The reader is very aware that there is much that is off-kilter about the two main characters. Maggie Rose is mysterious, and the third-person omniscient narrator shares her thoughts, her doubts, and her obsessions. The author says:

“Every copper in the land has heard of Maggie Rose: defense barrister, true-crime author, pain-in-the-police-force’s-collective-arse, but few have met her. She doesn’t do interviews, has never released a photograph.”

For a good part of the book, Wolfe, his mother, and a group of supporters beg Rose to take his case. They truly believe he is innocent of killing the three women, but the evidence was extremely convincing that he did, indeed, do the deed.

In college, Wolfe’s girlfriend was Daisy, a very overweight girl whom he loved in spite of her girth.

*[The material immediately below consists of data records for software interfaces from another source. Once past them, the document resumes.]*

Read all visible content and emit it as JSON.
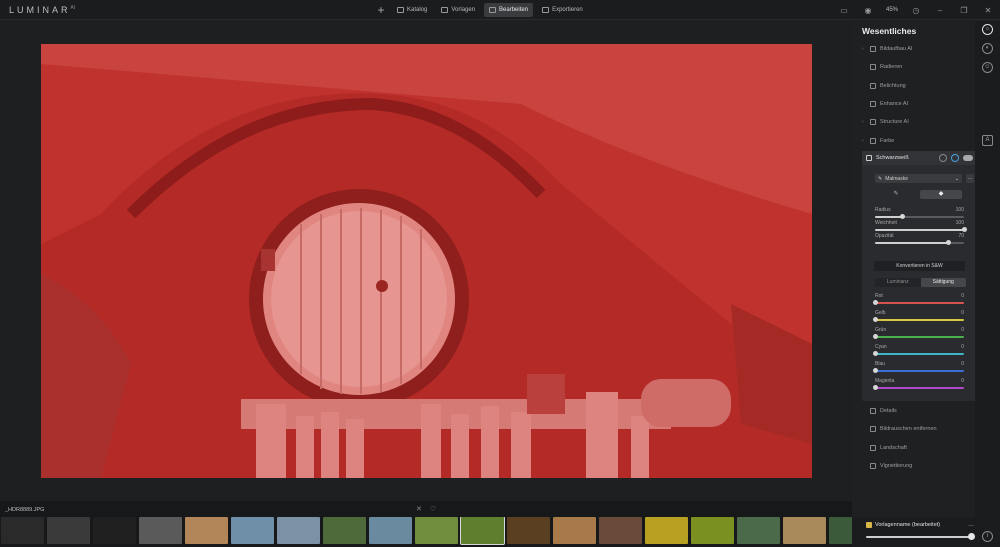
{
  "app": {
    "logo": "LUMINAR",
    "logo_version": "AI"
  },
  "nav": [
    {
      "label": "Katalog",
      "active": false
    },
    {
      "label": "Vorlagen",
      "active": false
    },
    {
      "label": "Bearbeiten",
      "active": true
    },
    {
      "label": "Exportieren",
      "active": false
    }
  ],
  "top_right": {
    "zoom": "45%"
  },
  "sidebar": {
    "title": "Wesentliches",
    "tools_top": [
      {
        "label": "Bildaufbau AI",
        "chev": true
      },
      {
        "label": "Radieren",
        "chev": false
      },
      {
        "label": "Belichtung",
        "chev": false
      },
      {
        "label": "Enhance AI",
        "chev": false
      },
      {
        "label": "Structure AI",
        "chev": true
      },
      {
        "label": "Farbe",
        "chev": true
      }
    ],
    "bw": {
      "title": "Schwarzweiß",
      "mask_label": "Malmaske",
      "mask_more": "...",
      "sliders": [
        {
          "label": "Radius",
          "value": 100,
          "fraction": 0.3
        },
        {
          "label": "Weichheit",
          "value": 100,
          "fraction": 1.0
        },
        {
          "label": "Opazität",
          "value": 70,
          "fraction": 0.82
        }
      ],
      "convert_label": "Konvertieren in S&W",
      "segments": [
        {
          "label": "Luminanz",
          "active": false
        },
        {
          "label": "Sättigung",
          "active": true
        }
      ],
      "color_sliders": [
        {
          "label": "Rot",
          "value": 0,
          "color": "#d9534f"
        },
        {
          "label": "Gelb",
          "value": 0,
          "color": "#d8c640"
        },
        {
          "label": "Grün",
          "value": 0,
          "color": "#4ab04a"
        },
        {
          "label": "Cyan",
          "value": 0,
          "color": "#3fb6c8"
        },
        {
          "label": "Blau",
          "value": 0,
          "color": "#3a6fd8"
        },
        {
          "label": "Magenta",
          "value": 0,
          "color": "#b04ac8"
        }
      ]
    },
    "tools_bottom": [
      {
        "label": "Details"
      },
      {
        "label": "Bildrauschen entfernen"
      },
      {
        "label": "Landschaft"
      },
      {
        "label": "Vignettierung"
      }
    ]
  },
  "filmstrip": {
    "filename": "_HDR8889.JPG",
    "thumbs": [
      {
        "color": "#2a2a2a",
        "selected": false
      },
      {
        "color": "#3a3a3a",
        "selected": false
      },
      {
        "color": "#202020",
        "selected": false
      },
      {
        "color": "#5a5a5a",
        "selected": false
      },
      {
        "color": "#b3865a",
        "selected": false
      },
      {
        "color": "#6f8fa8",
        "selected": false
      },
      {
        "color": "#7c90a6",
        "selected": false
      },
      {
        "color": "#4f6a3a",
        "selected": false
      },
      {
        "color": "#6a8aa0",
        "selected": false
      },
      {
        "color": "#6f8d3c",
        "selected": false
      },
      {
        "color": "#5f7f2f",
        "selected": true
      },
      {
        "color": "#5a4020",
        "selected": false
      },
      {
        "color": "#a87a4a",
        "selected": false
      },
      {
        "color": "#6a4a3a",
        "selected": false
      },
      {
        "color": "#b8a020",
        "selected": false
      },
      {
        "color": "#7a9020",
        "selected": false
      },
      {
        "color": "#4a6a4a",
        "selected": false
      },
      {
        "color": "#a88a5a",
        "selected": false
      },
      {
        "color": "#3a5a3a",
        "selected": false
      },
      {
        "color": "#2a2a2a",
        "selected": false
      }
    ]
  },
  "preset": {
    "name": "Vorlagenname (bearbeitet)",
    "more": "..."
  }
}
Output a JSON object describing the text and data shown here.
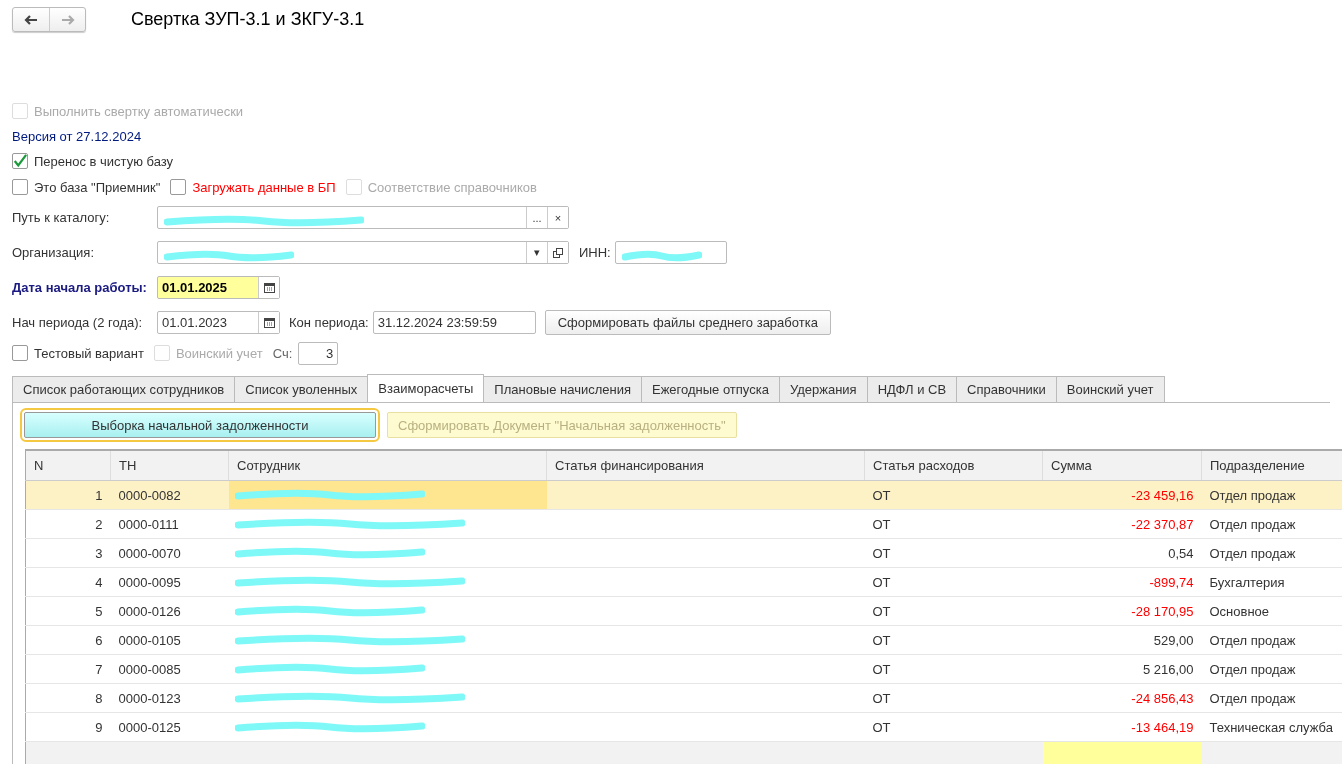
{
  "window": {
    "title": "Свертка ЗУП-3.1 и ЗКГУ-3.1"
  },
  "auto_fold": {
    "label": "Выполнить свертку автоматически",
    "checked": false,
    "disabled": true
  },
  "version": "Версия от 27.12.2024",
  "clean_base": {
    "label": "Перенос в чистую базу",
    "checked": true
  },
  "options": [
    {
      "label": "Это база \"Приемник\"",
      "checked": false,
      "disabled": false,
      "warning": false
    },
    {
      "label": "Загружать данные в БП",
      "checked": false,
      "disabled": false,
      "warning": true
    },
    {
      "label": "Соответствие справочников",
      "checked": false,
      "disabled": true,
      "warning": false
    }
  ],
  "path": {
    "label": "Путь к каталогу:",
    "redacted": true,
    "browse": "...",
    "clear": "×"
  },
  "organization": {
    "label": "Организация:",
    "redacted": true,
    "dropdown": "▾",
    "inn_label": "ИНН:",
    "inn_redacted": true
  },
  "start_date": {
    "label": "Дата начала работы:",
    "value": "01.01.2025"
  },
  "period": {
    "start_label": "Нач периода (2 года):",
    "start": "01.01.2023",
    "end_label": "Кон периода:",
    "end": "31.12.2024 23:59:59",
    "button": "Сформировать файлы среднего заработка"
  },
  "test_options": [
    {
      "label": "Тестовый вариант",
      "checked": false,
      "disabled": false
    },
    {
      "label": "Воинский учет",
      "checked": false,
      "disabled": true
    }
  ],
  "counter": {
    "label": "Сч:",
    "value": "3"
  },
  "tabs": [
    {
      "label": "Список работающих сотрудников",
      "selected": false
    },
    {
      "label": "Список уволенных",
      "selected": false
    },
    {
      "label": "Взаиморасчеты",
      "selected": true
    },
    {
      "label": "Плановые начисления",
      "selected": false
    },
    {
      "label": "Ежегодные отпуска",
      "selected": false
    },
    {
      "label": "Удержания",
      "selected": false
    },
    {
      "label": "НДФЛ и СВ",
      "selected": false
    },
    {
      "label": "Справочники",
      "selected": false
    },
    {
      "label": "Воинский учет",
      "selected": false
    }
  ],
  "actions": [
    {
      "label": "Выборка начальной задолженности",
      "disabled": false
    },
    {
      "label": "Сформировать Документ \"Начальная задолженность\"",
      "disabled": true
    }
  ],
  "table": {
    "columns": [
      "N",
      "ТН",
      "Сотрудник",
      "Статья финансирования",
      "Статья расходов",
      "Сумма",
      "Подразделение"
    ],
    "rows": [
      {
        "n": "1",
        "tn": "0000-0082",
        "expense": "ОТ",
        "amount": "-23 459,16",
        "negative": true,
        "department": "Отдел продаж",
        "selected": true
      },
      {
        "n": "2",
        "tn": "0000-0111",
        "expense": "ОТ",
        "amount": "-22 370,87",
        "negative": true,
        "department": "Отдел продаж",
        "selected": false
      },
      {
        "n": "3",
        "tn": "0000-0070",
        "expense": "ОТ",
        "amount": "0,54",
        "negative": false,
        "department": "Отдел продаж",
        "selected": false
      },
      {
        "n": "4",
        "tn": "0000-0095",
        "expense": "ОТ",
        "amount": "-899,74",
        "negative": true,
        "department": "Бухгалтерия",
        "selected": false
      },
      {
        "n": "5",
        "tn": "0000-0126",
        "expense": "ОТ",
        "amount": "-28 170,95",
        "negative": true,
        "department": "Основное",
        "selected": false
      },
      {
        "n": "6",
        "tn": "0000-0105",
        "expense": "ОТ",
        "amount": "529,00",
        "negative": false,
        "department": "Отдел продаж",
        "selected": false
      },
      {
        "n": "7",
        "tn": "0000-0085",
        "expense": "ОТ",
        "amount": "5 216,00",
        "negative": false,
        "department": "Отдел продаж",
        "selected": false
      },
      {
        "n": "8",
        "tn": "0000-0123",
        "expense": "ОТ",
        "amount": "-24 856,43",
        "negative": true,
        "department": "Отдел продаж",
        "selected": false
      },
      {
        "n": "9",
        "tn": "0000-0125",
        "expense": "ОТ",
        "amount": "-13 464,19",
        "negative": true,
        "department": "Техническая служба",
        "selected": false
      }
    ]
  }
}
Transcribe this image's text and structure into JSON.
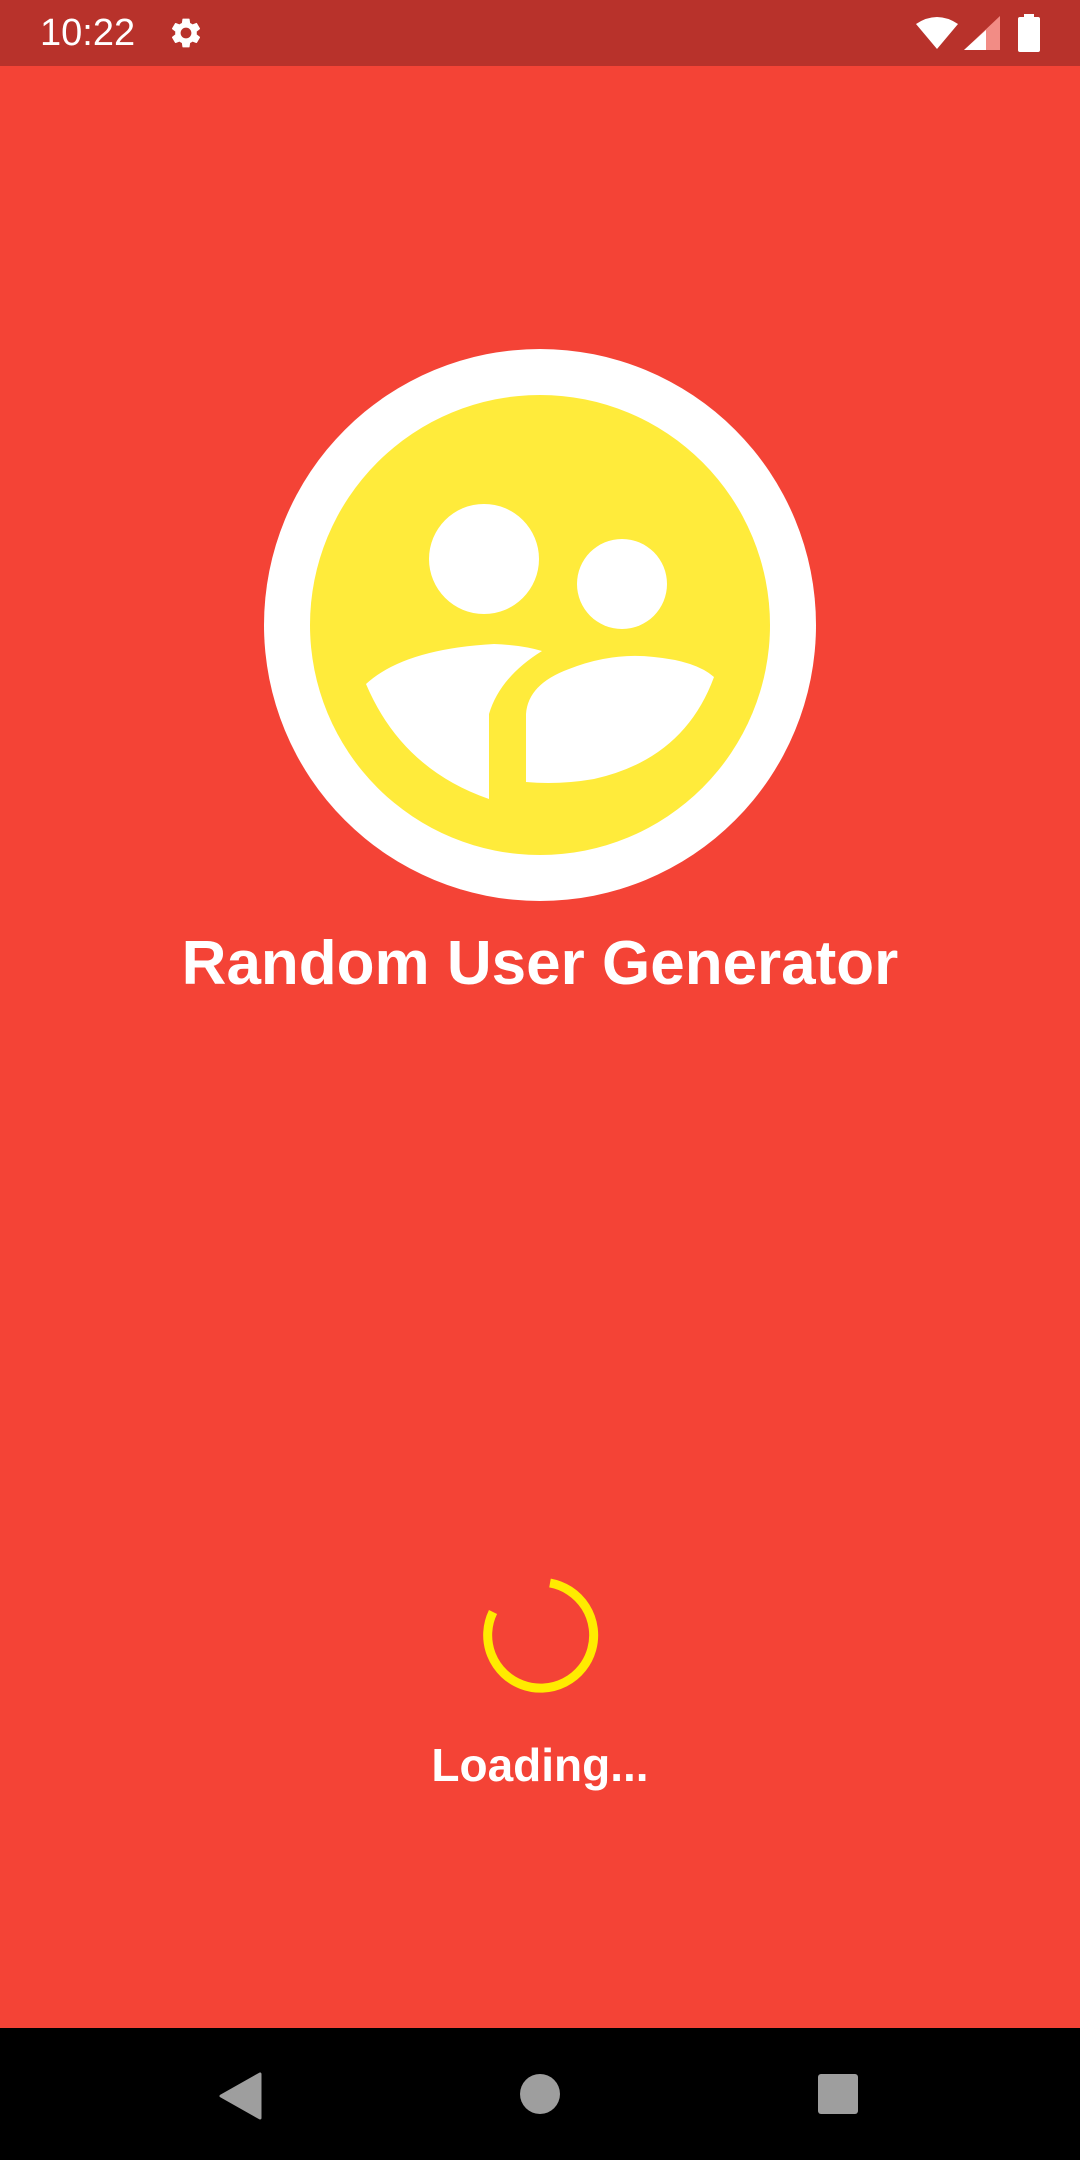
{
  "status_bar": {
    "time": "10:22",
    "icons": [
      "gear-icon",
      "wifi-icon",
      "signal-icon",
      "battery-icon"
    ]
  },
  "app": {
    "title": "Random User Generator",
    "loading_text": "Loading...",
    "logo_icon": "users-group-icon",
    "spinner_icon": "progress-spinner-icon"
  },
  "nav_bar": {
    "icons": [
      "back-icon",
      "home-icon",
      "recents-icon"
    ]
  },
  "colors": {
    "background": "#f44336",
    "status_bar": "#b8322b",
    "logo_face": "#ffeb3b",
    "logo_ring": "#ffffff",
    "spinner": "#ffeb00",
    "text": "#ffffff",
    "nav_bar": "#000000",
    "nav_buttons": "#9e9e9e"
  }
}
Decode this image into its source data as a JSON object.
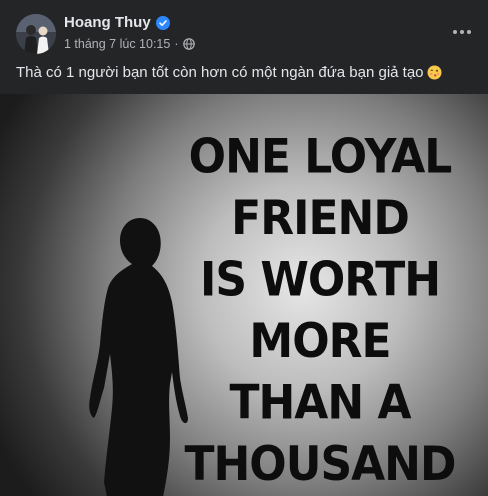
{
  "post": {
    "author": "Hoang Thuy",
    "timestamp": "1 tháng 7 lúc 10:15",
    "separator": "·",
    "caption": "Thà có 1 người bạn tốt còn hơn có một ngàn đứa bạn giả tạo",
    "caption_emoji": "kissing-face-emoji",
    "more_icon": "more-horizontal-icon",
    "privacy_icon": "globe-icon",
    "verified_icon": "verified-badge-icon",
    "colors": {
      "background": "#242526",
      "text_primary": "#e4e6eb",
      "text_secondary": "#b0b3b8",
      "verified": "#2d88ff"
    }
  },
  "image": {
    "lines": [
      "ONE LOYAL",
      "FRIEND",
      "IS WORTH",
      "MORE",
      "THAN A",
      "THOUSAND"
    ]
  }
}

One night she disappeared after finding out that Wolfe’s friends targeted heavy girls in order to ridicule and film them. The three murdered women, like Daisy, were very overweight.

When Rose finally does take the case, it’s obvious that she feels a personal attraction to Wolfe. It’s understandable because he is an extremely handsome man. But the reader will sense that there is more going on. There is the mysterious person Rose talks to. There are mysterious letters to Wolfe. Rose’s house is broken into.

By the end, the reader is very aware of what the mystery is and who Rose really is. But that’s not the final twist in the story. While making the reader think that the big reveal will be who Rose really is, at the end the author pulls a fiendishly clever double switch.

The story is intriguing and well written. It’s also a difficult book to put down once begun — the author includes Rose’s draft chapters for the book she is writing about Wolfe, letters from and to Wolfe, and the story itself. It’s a wonderful choice for mystery lovers and would be a great book to discuss with a book club.

Please note: This review is based on the final, hardcover book provided by Minotaur Books for review purposes.